● **What to produce**
Scan the records for the word "this". Return each line where it is found.

▬▬▬▬▬▬

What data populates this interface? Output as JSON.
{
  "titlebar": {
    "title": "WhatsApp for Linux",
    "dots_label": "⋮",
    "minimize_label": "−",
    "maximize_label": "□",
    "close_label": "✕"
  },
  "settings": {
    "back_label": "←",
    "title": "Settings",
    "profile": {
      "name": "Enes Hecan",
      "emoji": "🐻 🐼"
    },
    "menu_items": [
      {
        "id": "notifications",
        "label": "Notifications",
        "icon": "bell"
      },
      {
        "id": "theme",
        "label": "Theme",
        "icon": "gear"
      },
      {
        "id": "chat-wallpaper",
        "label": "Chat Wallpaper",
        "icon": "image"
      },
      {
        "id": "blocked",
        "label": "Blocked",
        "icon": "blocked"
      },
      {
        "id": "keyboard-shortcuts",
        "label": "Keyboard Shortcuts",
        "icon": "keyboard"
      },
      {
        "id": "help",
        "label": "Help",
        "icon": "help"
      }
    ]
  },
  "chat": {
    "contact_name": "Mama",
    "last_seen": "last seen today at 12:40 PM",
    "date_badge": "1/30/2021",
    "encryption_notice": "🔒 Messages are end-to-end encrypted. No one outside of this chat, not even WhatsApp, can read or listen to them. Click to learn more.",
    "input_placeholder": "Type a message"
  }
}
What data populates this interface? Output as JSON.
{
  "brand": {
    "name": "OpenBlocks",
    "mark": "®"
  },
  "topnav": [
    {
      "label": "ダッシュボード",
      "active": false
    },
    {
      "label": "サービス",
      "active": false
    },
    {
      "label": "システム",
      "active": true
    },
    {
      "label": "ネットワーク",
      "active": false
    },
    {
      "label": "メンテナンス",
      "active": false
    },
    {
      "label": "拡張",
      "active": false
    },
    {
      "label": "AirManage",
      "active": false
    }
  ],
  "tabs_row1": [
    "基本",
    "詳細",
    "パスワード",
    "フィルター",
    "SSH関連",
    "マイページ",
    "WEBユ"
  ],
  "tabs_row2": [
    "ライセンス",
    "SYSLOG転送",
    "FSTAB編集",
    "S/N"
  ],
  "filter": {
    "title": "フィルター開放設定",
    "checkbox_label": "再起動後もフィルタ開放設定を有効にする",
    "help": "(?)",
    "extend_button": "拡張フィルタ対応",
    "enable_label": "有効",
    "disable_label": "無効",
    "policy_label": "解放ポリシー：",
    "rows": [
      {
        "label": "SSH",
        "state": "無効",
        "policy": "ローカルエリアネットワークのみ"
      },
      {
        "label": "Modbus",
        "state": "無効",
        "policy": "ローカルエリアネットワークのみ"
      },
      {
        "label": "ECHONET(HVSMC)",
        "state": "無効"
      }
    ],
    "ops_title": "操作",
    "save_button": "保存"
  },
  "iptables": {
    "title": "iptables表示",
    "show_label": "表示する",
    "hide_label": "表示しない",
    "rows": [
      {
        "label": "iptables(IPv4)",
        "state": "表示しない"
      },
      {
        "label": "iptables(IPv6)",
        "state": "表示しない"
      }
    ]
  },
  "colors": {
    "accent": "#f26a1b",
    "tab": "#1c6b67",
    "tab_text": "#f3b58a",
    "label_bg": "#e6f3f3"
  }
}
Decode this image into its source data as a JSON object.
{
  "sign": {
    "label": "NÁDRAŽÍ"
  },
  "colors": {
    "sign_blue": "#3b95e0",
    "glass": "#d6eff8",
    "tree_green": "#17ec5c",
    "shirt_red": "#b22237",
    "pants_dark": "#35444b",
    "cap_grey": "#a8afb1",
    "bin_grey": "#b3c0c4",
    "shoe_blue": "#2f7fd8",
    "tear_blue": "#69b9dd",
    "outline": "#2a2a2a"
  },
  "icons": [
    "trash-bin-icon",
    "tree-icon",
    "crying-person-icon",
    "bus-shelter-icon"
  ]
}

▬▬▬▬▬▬

● **Task result**
What data populates this interface? Output as JSON.
    "encryption_notice": "🔒 Messages are end-to-end encrypted. No one outside of this chat, not even WhatsApp, can read or listen to them. Click to learn more.",
What data populates this interface? Output as JSON.
Decode this image into its source data as a JSON object.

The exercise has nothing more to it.